An important question that eventually reaches everyone’s mind when they’re planning their move to Mexico is “Do I Still File Taxes as A Foreigner?”
I get emailed about it at least a few times a month. And I get it. Tax law is complicated. Most people aren’t CPAs and most people shouldn’t have to understand tax law. But most of us should understand our very basic responsibilities. Even when we leave our home country.
If you’re like the millions of U.S. expats that move to Mexico you’ve probably decided to move for the lower cost of living, the quality and affordability of healthcare, the proximity to the U.S., the weather, and the rich culture. But it’s easy to get caught up in the excitement of the planning stages that we often forget about a very important part in the process.
The U.S. Taxes Your Worldwide Income
The first thing to keep in mind if you are moving from the U.S. to Mexico is The United States of America expects you to pay taxes on your worldwide income.
Yes, you read that right. For income generated anywhere in the world- the U.S. expects its cut.
However, the IRS does have a tax treaty in place to help you avoid double taxation. This is known as Foreign Earned Income Exclusion or you may know it as FEIE. I’ll get more into that further down. But before I get into FEIE, I’d like to note there is a minimum income the U.S. requires for the purposes of a tax return.
Minimum Income To File A U.S. Tax Return
This minimum income amount depends on your filing status and age. In 2021, for example, the minimum for single filing status if under age 65 is $12,550. If your income is below that threshold, you generally do not need to file a federal tax return.
If you have financial assets abroad worth over US$200,000, you should also file form 8938 declaring them.
When you have more than US$10,000 in total in foreign financial accounts, including all of your foreign-registered bank and investment accounts, at any time during the tax year, you should also file FinCEN form 114, better known as an FBAR (Foreign Bank Account Report).
However, even if you made less than the minimum threshold of $12,400 it may still be in your best interest to file a U.S. tax return.
For example, you may get a refund on taxes you’ve already paid. This can be especially true if you’ve had taxes withheld from your social security check. Or if you work abroad and claim the Foreign Earned Income Exclusion, you could receive a partial or full refund of any income tax that was withheld. And finally, for purposes of receiving any future stimulus checks like the ones handed out in 2020.
What is The Foreign Earned Income Exclusion or FEIE?
There are so many digital nomads working from home, and generating an income online nowadays. And there are thousands of people moving to Mexico when they have the flexibility to work from anywhere in the world! Why not enjoy the sunnier weather, lower cost of living, and great quality of life while also reducing your taxes!

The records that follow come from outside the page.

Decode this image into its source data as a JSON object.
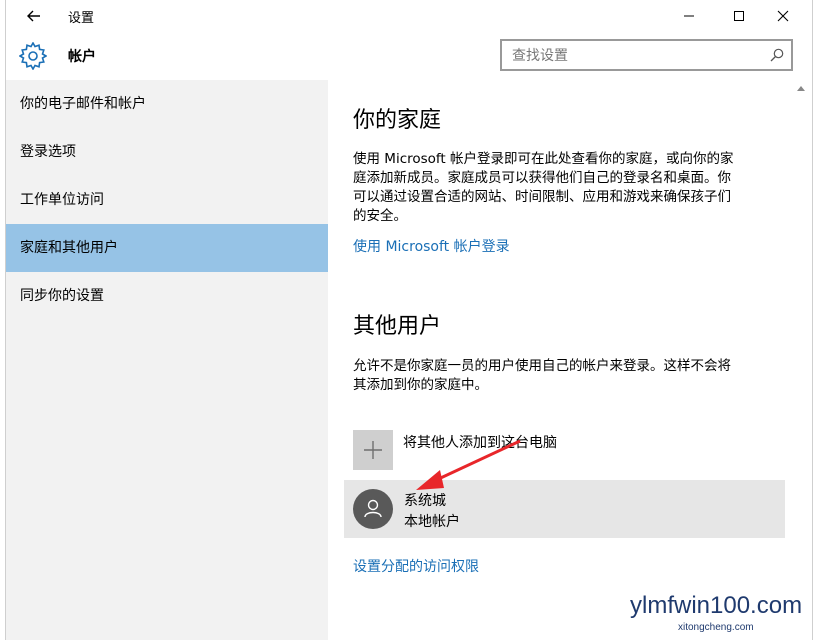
{
  "window": {
    "title": "设置",
    "controls": {
      "minimize": "minimize-icon",
      "maximize": "maximize-icon",
      "close": "close-icon"
    }
  },
  "header": {
    "app_title": "帐户",
    "search_placeholder": "查找设置"
  },
  "sidebar": {
    "items": [
      {
        "label": "你的电子邮件和帐户",
        "selected": false
      },
      {
        "label": "登录选项",
        "selected": false
      },
      {
        "label": "工作单位访问",
        "selected": false
      },
      {
        "label": "家庭和其他用户",
        "selected": true
      },
      {
        "label": "同步你的设置",
        "selected": false
      }
    ]
  },
  "family": {
    "heading": "你的家庭",
    "desc_lines": [
      "使用 Microsoft 帐户登录即可在此处查看你的家庭，或向你的家",
      "庭添加新成员。家庭成员可以获得他们自己的登录名和桌面。你",
      "可以通过设置合适的网站、时间限制、应用和游戏来确保孩子们",
      "的安全。"
    ],
    "signin_link": "使用 Microsoft 帐户登录"
  },
  "others": {
    "heading": "其他用户",
    "desc_lines": [
      "允许不是你家庭一员的用户使用自己的帐户来登录。这样不会将",
      "其添加到你的家庭中。"
    ],
    "add_label": "将其他人添加到这台电脑",
    "user": {
      "name": "系统城",
      "type": "本地帐户"
    },
    "access_link": "设置分配的访问权限"
  },
  "watermark": {
    "main": "ylmfwin100.com",
    "sub": "xitongcheng.com"
  },
  "colors": {
    "selected_bg": "#96c3e6",
    "link": "#1a6fb6",
    "arrow": "#e8262a"
  }
}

You see, when you live in Mexico you are NOT required to pay income taxes in Mexico, UNLESS you earn an income in Mexico. And income in Mexico is considered when the service is provided in Mexico. Regardless of where the payment is made or negotiated. This applies to anyone- not only U.S. citizens.
For example: If you offer consultation services in Mexico, you owe Mexican taxes. Even if someone pays you in U.S. dollars to a U.S. bank account. And if you have an Airbnb in Mexico, you owe Mexican taxes also! If you drive someone around in Mexico for a fee, you owe Mexican taxes.
But, because the U.S. requires you to pay taxes on your worldwide income, they’ve also put in place a program to help you avoid double taxation.
This is known as the Foreign Earned Income Exclusion. For example in 2024, U.S. Citizens and Residents can exclude up to $126,500 of their earned income per person. This can be a significant way to reduce your U.S. taxes and in some cases even eliminate them!
Important Filing Dates
Generally, the last day to file a U.S. tax return is April 15th each year.
However, foreigners living abroad get an automatic extension through June 15th. If you happen to miss the June 15th extension, you can request a further extension until October 15th.
To do so, file form 4868 on or before June 15th. Otherwise, you run the risk of paying interest and late fees to the IRS.
Work With A Knowledgeable CPA
Now, I also want to add a full disclosure that I am not a CPA nor have I studied tax law in the U.S. or Mexico. However, the information I have shared in this blog post is the same information our recommended U.S. and Mexico CPAs have given me.
Your situation may be slightly different and your outcome too. Therefore, I recommend working with a knowledgeable CPA who understands expat tax incentives in the U.S. and a Mexico CPA who understands taxes in Mexico for expats.
Those contacts can be found in our Mexico Relocation Online Guide. You’ll get a detailed explanation of the Foreign Earned Income Exclusion tax treaty, how taxes work in Mexico, and access to our recommended CPAs.